The Million March looked like a Democratic Convention wet dream, with it's sea of minority voters of all genders and sexual orientation. But it would probably turn into any politician's nightmare once they realized that these groups were united by a common enemy: traditional American white supremacy.
It's no surprise, given the racial turmoil that has engulfed the states since unarmed teenage Trayvon Martin was racially-profiled and killed at the hands of vigilante George Zimmerman. Since that tragedy, it seems as if everyday a new person of color has lost their life at the hands of the United States government or by racist vigilantes. It has been a busy year for the topics of violence against minorities and per usual, Minister Farrakhan is willing to put his face on the big screen and shame the United States.
Aside from his slightly patriarchal comments towards the end in which he blatantly said women should wear concealing clothes to gain respect (which, many women present seemed willing to forgive Farrakhan for due to the fact that he is 82-years-old) various ethnicities and hyphenated nationalities from Palestinian refugees to Indigenous American activists got on stage and spoke on their grievances with the corrupt government of the United States.
And every complaint was met with roaring applause and chants in solidarity.
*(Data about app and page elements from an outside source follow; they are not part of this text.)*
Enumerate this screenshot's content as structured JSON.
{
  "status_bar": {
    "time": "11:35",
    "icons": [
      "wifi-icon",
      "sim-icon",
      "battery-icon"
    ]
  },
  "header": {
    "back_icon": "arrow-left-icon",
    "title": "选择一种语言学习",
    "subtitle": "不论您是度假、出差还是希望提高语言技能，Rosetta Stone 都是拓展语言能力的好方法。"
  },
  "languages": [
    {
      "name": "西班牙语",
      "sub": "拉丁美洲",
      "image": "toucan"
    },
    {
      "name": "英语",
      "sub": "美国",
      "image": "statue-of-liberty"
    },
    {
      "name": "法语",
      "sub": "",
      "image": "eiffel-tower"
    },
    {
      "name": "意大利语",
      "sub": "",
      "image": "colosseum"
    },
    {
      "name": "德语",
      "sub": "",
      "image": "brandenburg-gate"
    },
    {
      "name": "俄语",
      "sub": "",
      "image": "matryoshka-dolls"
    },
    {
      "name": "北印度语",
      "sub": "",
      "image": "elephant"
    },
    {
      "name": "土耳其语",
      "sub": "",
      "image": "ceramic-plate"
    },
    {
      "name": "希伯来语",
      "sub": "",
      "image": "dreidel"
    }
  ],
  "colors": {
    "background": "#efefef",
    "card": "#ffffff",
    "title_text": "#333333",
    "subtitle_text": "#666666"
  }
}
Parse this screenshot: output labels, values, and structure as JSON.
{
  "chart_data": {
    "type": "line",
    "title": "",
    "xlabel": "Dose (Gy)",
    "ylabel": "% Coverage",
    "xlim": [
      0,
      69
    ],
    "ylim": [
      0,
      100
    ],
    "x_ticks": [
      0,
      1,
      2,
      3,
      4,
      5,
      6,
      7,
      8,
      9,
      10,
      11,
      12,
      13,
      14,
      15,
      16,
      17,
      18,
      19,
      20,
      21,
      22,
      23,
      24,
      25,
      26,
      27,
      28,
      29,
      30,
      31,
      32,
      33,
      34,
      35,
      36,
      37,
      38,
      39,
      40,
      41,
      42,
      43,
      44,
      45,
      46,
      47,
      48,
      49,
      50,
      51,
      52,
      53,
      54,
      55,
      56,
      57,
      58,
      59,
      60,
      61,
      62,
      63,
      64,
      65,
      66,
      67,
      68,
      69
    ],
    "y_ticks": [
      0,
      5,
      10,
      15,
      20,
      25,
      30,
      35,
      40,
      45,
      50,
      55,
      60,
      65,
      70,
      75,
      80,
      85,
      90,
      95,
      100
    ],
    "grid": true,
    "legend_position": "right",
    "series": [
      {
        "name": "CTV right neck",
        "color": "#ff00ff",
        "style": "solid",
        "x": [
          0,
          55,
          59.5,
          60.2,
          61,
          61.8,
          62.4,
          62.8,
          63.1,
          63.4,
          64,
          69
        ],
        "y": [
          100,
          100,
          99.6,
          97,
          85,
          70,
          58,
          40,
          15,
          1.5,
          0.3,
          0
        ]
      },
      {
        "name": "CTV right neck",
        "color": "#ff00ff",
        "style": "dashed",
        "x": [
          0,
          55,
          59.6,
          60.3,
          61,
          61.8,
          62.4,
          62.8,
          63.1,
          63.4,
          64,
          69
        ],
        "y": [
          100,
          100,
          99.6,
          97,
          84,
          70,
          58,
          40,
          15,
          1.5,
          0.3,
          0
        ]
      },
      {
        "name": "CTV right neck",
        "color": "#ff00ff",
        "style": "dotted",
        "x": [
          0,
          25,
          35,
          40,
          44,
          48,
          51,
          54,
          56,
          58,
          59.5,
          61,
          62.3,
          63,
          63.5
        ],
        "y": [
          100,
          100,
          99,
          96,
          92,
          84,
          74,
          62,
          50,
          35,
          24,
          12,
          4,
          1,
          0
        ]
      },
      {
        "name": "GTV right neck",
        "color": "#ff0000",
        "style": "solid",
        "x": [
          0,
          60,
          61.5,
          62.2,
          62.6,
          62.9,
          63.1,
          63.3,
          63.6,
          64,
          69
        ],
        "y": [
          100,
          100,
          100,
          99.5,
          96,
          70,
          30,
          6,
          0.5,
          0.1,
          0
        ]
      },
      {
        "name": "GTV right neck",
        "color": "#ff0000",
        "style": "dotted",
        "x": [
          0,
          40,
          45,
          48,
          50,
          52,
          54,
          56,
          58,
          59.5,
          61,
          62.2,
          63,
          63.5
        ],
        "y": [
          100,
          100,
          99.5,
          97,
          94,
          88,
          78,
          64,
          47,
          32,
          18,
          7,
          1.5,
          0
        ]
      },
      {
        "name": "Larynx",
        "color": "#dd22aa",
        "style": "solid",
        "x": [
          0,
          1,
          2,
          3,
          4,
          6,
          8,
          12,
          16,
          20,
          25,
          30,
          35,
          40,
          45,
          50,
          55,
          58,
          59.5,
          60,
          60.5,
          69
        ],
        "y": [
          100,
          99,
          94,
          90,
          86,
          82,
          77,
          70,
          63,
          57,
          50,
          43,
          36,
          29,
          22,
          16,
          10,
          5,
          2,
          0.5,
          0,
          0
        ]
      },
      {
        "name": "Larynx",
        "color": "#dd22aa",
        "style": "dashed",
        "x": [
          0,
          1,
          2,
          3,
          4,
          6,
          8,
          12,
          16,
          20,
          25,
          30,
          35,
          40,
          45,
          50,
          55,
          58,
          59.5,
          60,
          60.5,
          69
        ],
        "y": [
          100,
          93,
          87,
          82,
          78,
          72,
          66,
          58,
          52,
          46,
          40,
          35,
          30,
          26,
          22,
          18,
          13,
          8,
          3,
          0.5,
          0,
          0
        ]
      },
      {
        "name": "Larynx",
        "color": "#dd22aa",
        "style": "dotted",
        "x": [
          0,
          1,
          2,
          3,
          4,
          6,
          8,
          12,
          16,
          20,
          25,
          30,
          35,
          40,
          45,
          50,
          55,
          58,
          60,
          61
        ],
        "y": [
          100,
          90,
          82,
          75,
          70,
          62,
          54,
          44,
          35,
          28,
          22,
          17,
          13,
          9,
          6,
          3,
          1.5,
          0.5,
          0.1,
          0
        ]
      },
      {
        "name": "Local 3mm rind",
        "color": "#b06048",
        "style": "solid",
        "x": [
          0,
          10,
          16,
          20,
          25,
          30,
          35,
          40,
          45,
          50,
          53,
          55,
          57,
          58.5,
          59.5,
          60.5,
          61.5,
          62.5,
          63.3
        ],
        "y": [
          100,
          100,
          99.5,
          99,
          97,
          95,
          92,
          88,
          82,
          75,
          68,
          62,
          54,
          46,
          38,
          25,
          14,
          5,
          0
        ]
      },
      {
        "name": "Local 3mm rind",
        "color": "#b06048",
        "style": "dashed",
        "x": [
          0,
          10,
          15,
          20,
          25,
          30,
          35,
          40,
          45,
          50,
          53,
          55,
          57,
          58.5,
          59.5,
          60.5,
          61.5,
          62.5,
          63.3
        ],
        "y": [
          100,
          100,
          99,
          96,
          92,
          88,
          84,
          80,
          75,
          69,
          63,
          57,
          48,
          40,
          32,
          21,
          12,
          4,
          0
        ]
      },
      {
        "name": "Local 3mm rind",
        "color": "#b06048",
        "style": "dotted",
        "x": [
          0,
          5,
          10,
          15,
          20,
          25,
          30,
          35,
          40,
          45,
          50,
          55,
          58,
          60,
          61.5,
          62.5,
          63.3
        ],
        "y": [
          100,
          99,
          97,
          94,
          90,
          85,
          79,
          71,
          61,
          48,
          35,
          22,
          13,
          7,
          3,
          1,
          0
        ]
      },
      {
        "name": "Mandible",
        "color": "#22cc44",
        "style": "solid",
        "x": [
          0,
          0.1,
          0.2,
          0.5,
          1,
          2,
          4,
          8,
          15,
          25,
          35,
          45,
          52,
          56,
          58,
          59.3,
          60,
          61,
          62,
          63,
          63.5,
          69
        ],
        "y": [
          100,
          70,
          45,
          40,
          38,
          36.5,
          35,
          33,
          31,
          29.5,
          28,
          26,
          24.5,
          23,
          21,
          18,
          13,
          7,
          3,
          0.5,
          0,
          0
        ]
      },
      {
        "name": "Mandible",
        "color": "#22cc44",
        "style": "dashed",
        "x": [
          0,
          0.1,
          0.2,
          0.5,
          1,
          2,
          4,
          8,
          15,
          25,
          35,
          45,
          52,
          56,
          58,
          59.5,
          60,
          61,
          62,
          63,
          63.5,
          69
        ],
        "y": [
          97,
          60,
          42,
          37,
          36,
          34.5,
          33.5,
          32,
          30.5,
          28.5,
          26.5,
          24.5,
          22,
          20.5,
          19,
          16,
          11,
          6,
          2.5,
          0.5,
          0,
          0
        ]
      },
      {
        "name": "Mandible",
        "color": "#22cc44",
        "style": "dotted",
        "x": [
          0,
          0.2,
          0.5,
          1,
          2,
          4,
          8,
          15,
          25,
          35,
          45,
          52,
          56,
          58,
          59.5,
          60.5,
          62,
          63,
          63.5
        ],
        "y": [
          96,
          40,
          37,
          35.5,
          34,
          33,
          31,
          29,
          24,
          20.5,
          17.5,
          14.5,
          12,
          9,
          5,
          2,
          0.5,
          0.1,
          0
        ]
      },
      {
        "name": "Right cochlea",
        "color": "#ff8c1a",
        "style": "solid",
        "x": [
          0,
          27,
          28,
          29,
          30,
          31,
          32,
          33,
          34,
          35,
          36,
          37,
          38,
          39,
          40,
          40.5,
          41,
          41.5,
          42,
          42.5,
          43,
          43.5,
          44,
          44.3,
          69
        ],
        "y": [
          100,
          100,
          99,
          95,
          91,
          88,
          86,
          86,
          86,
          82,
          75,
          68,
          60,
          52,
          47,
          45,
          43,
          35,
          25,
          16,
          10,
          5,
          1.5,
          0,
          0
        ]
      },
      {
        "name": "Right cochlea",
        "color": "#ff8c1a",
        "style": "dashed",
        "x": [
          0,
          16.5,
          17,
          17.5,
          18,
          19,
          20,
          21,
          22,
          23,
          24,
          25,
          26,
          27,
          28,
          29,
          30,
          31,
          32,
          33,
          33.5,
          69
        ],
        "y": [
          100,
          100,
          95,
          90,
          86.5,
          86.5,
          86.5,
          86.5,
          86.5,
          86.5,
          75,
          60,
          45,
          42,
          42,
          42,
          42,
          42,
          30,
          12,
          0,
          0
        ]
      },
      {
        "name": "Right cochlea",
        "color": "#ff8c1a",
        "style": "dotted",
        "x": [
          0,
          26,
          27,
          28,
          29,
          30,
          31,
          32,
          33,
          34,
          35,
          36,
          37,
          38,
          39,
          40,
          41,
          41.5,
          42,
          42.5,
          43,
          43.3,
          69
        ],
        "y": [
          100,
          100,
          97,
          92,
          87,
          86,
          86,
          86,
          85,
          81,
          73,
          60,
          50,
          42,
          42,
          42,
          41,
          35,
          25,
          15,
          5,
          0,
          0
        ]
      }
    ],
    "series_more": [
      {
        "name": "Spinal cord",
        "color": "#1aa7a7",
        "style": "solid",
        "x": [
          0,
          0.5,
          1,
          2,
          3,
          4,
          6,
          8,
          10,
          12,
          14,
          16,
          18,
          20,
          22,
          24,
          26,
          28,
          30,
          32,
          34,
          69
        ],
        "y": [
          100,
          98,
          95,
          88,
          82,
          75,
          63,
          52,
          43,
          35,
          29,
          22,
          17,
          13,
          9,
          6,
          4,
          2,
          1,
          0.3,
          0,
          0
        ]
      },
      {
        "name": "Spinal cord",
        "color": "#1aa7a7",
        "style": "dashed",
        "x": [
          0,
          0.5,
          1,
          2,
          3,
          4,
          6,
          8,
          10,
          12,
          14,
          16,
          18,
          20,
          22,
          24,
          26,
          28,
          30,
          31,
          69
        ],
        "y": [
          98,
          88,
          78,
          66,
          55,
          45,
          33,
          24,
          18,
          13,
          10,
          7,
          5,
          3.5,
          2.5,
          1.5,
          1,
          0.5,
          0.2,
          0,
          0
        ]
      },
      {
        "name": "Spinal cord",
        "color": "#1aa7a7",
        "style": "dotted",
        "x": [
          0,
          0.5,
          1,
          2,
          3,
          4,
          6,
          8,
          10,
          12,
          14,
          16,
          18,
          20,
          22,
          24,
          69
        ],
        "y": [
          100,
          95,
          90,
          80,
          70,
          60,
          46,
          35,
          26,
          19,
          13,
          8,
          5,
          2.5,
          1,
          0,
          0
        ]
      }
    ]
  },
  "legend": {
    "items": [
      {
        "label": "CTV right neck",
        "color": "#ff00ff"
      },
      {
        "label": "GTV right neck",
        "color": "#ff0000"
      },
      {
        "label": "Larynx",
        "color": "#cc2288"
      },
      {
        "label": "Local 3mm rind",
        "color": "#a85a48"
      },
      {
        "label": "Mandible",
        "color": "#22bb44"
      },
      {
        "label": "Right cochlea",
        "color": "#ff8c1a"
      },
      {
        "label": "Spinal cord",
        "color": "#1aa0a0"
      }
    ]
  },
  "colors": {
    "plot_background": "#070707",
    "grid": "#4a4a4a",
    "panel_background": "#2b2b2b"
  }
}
The Nation of Islam’s leader has certainly grown wiser in his old age by making what started out as the Million Man March 20 years ago to become a more inclusive movement for all who face injustice. He also is using one of the oldest war tactics known to man. Make the enemies of your enemies your best friends.
Nia Hampton is a writer from Baltimore, Maryland, who is in love with South America and currently enrolled at the university of carefree Black girl.